- **Your task**:
Using the data below, count the lines that carry the string "Information" and write only the count.
------ Provided material ------
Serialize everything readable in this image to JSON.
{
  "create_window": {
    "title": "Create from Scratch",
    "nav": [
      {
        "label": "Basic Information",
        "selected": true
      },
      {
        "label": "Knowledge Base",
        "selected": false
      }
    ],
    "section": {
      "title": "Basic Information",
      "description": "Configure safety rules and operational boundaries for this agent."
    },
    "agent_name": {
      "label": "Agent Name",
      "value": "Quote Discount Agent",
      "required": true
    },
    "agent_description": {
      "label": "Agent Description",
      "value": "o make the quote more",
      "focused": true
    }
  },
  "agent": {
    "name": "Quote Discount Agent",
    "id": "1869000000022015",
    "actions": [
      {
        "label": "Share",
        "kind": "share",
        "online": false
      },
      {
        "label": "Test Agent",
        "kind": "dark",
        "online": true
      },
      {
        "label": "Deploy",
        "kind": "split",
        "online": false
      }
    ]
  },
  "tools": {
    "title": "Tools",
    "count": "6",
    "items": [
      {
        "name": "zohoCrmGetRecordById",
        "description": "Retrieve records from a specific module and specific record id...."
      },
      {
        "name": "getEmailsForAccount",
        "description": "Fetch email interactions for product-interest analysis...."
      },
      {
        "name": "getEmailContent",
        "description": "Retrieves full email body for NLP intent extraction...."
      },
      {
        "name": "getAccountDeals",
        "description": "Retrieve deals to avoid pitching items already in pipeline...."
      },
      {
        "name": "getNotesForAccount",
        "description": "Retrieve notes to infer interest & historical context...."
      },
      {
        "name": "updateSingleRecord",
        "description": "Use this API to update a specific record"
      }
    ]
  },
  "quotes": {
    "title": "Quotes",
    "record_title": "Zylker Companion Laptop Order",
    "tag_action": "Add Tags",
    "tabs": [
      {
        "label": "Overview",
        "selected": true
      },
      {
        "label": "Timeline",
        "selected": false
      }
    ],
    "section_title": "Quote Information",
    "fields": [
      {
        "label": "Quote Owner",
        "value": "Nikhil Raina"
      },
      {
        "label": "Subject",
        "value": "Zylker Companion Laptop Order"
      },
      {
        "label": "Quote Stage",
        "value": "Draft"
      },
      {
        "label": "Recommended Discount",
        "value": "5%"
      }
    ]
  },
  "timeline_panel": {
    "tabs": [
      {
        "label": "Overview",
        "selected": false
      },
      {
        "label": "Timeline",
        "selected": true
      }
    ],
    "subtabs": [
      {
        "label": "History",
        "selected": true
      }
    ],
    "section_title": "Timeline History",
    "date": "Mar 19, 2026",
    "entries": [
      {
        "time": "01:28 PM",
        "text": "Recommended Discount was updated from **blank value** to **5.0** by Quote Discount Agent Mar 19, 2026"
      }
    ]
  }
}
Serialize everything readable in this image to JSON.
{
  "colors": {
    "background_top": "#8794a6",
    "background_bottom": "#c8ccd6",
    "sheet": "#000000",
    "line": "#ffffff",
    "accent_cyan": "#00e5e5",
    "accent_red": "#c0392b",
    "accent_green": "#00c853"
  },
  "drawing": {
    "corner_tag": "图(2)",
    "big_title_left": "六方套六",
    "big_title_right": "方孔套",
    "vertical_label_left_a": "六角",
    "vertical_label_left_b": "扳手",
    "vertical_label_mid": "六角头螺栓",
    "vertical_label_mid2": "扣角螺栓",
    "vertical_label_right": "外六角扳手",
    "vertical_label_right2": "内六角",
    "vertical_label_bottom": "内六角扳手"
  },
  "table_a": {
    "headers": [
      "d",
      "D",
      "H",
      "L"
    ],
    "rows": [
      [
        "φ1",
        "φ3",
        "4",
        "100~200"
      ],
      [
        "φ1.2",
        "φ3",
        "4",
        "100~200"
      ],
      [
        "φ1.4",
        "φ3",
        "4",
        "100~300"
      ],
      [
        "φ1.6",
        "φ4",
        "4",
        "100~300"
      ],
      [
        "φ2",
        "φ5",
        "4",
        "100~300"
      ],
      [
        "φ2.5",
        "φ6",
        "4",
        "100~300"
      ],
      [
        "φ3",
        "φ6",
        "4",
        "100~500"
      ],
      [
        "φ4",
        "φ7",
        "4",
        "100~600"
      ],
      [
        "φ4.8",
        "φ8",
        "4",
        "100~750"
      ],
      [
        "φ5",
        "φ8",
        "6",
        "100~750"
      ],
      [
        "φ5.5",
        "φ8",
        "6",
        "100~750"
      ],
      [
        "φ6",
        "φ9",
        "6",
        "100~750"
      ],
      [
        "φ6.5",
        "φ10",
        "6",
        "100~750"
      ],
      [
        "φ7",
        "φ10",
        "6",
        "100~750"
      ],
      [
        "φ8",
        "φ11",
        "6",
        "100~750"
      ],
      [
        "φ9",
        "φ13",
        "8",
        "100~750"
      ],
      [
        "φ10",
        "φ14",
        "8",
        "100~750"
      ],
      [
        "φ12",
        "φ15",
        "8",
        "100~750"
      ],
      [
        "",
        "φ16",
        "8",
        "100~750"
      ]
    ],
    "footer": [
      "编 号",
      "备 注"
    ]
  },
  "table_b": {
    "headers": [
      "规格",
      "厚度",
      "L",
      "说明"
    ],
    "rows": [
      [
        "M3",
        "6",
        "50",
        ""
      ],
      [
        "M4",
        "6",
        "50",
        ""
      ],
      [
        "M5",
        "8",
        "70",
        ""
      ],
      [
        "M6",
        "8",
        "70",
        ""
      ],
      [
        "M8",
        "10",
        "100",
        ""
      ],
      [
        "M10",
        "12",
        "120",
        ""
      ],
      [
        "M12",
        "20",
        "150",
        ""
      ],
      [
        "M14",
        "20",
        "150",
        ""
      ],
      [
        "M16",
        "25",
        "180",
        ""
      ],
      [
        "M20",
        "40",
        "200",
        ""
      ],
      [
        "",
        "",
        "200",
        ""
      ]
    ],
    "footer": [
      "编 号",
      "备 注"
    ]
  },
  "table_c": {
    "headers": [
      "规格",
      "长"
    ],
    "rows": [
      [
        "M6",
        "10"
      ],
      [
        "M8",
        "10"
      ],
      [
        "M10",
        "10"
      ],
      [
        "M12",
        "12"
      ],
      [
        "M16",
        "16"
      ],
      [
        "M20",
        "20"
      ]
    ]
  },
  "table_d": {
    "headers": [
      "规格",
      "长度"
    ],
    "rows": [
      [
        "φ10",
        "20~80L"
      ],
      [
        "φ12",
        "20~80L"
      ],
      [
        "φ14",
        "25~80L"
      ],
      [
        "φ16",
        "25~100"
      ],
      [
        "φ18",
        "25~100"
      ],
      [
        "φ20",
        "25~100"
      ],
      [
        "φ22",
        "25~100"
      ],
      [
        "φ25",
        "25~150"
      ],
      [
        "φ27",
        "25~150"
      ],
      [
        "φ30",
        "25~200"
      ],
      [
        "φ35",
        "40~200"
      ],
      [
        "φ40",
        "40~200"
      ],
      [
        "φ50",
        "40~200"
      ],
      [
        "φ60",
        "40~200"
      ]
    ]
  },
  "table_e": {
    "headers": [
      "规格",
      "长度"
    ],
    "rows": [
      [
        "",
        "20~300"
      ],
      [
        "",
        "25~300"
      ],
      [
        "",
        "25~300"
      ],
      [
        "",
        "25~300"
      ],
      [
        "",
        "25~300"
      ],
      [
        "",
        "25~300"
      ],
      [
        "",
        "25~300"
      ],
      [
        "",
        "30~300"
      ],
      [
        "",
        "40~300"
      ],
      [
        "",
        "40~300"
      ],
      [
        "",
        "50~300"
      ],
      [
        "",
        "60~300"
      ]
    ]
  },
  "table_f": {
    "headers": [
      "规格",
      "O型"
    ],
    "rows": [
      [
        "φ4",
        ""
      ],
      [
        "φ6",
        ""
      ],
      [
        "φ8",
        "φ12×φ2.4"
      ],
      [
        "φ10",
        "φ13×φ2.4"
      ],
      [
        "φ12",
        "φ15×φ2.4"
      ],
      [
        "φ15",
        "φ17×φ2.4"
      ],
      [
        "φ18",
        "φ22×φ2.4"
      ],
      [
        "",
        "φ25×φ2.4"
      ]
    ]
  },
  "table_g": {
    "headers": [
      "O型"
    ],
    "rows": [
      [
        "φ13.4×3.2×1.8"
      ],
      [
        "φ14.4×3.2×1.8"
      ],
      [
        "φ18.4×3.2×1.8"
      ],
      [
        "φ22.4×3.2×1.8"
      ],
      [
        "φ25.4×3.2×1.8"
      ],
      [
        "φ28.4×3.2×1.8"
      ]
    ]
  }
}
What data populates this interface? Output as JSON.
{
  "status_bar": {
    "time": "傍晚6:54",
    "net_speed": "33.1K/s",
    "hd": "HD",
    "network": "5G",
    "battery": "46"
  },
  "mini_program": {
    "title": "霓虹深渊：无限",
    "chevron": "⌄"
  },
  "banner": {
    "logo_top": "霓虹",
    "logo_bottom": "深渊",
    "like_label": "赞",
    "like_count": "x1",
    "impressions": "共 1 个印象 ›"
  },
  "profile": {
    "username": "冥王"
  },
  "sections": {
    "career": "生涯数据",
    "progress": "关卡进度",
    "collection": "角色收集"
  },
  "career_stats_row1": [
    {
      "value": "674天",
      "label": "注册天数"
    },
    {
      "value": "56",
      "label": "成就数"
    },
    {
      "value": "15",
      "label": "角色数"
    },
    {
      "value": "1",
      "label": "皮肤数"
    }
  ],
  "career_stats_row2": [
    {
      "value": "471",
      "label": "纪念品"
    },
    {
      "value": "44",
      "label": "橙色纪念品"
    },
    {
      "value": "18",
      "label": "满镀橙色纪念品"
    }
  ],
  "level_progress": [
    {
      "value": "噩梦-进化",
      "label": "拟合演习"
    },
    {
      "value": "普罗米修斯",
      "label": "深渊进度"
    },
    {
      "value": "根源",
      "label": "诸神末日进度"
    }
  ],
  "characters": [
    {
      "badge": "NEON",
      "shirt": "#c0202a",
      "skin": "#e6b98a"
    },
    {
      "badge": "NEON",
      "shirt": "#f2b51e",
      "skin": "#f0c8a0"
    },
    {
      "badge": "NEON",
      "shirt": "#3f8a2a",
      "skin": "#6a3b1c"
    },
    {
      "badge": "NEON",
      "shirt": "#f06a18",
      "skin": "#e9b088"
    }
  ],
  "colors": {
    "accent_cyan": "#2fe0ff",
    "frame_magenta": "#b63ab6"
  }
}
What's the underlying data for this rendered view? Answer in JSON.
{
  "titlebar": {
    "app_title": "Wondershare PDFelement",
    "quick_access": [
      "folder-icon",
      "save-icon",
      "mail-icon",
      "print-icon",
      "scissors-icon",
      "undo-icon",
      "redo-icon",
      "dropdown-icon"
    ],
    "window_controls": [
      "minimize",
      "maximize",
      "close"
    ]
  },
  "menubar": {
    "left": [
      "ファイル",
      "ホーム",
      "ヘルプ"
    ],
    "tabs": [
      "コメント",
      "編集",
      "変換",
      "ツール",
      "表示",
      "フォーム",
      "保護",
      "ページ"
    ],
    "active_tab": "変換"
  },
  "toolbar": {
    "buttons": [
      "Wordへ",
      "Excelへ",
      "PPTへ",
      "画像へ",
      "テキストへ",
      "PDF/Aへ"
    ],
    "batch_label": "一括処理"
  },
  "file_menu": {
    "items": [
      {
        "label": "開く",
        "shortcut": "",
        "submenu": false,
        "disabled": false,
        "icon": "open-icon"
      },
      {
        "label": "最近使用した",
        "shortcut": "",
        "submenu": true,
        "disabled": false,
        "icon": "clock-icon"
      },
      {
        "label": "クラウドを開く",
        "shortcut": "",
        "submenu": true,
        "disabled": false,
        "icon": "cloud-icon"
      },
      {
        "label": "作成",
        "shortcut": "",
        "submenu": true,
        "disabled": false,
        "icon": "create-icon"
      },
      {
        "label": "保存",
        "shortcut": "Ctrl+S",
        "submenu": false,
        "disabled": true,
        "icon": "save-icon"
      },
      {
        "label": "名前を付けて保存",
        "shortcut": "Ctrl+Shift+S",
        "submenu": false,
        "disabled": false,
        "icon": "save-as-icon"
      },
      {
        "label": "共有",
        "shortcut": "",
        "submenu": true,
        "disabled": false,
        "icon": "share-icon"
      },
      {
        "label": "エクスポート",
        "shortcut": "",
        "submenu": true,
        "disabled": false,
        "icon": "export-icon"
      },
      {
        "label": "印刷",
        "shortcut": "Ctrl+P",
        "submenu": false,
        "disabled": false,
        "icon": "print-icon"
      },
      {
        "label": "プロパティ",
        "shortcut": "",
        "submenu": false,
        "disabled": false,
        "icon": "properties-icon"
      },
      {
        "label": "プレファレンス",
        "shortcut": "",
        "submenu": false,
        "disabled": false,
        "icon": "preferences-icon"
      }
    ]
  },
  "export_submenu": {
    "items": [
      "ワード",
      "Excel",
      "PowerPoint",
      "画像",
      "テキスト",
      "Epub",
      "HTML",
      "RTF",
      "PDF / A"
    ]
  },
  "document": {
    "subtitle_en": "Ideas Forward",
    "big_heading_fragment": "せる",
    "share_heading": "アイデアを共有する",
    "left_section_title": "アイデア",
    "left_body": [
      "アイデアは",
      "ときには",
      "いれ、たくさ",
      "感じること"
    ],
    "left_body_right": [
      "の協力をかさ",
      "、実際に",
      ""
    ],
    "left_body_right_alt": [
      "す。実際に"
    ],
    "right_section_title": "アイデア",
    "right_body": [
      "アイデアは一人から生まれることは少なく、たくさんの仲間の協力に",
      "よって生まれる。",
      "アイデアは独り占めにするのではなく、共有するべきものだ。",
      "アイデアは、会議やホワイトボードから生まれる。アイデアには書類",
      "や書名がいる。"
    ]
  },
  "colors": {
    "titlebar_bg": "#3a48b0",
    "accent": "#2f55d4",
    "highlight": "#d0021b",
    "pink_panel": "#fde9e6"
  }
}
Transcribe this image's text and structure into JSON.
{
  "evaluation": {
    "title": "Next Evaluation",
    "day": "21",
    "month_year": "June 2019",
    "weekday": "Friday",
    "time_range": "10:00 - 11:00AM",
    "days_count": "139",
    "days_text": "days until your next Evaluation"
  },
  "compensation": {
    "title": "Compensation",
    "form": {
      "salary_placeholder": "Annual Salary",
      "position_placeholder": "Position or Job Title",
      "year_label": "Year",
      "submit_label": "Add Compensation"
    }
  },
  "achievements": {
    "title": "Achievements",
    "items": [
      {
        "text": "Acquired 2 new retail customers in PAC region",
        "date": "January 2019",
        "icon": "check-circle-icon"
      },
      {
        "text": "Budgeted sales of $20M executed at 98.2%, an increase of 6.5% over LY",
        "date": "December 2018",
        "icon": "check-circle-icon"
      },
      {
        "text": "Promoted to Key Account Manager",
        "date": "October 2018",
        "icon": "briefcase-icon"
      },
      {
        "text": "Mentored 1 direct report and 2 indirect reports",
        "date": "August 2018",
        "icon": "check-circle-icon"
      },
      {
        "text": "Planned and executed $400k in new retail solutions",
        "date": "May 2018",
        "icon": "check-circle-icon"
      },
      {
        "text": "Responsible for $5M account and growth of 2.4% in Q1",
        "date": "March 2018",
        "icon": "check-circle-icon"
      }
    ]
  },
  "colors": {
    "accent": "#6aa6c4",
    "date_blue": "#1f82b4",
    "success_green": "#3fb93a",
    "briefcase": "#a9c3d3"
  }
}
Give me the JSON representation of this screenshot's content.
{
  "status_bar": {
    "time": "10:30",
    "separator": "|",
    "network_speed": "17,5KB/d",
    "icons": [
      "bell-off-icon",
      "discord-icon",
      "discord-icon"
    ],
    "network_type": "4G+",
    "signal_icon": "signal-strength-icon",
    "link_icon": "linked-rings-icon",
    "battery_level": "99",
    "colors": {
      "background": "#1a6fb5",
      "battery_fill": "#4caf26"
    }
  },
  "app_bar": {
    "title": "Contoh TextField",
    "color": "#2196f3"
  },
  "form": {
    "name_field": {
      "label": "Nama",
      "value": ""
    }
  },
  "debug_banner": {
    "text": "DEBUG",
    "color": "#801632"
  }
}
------
- **Solved problem**:
3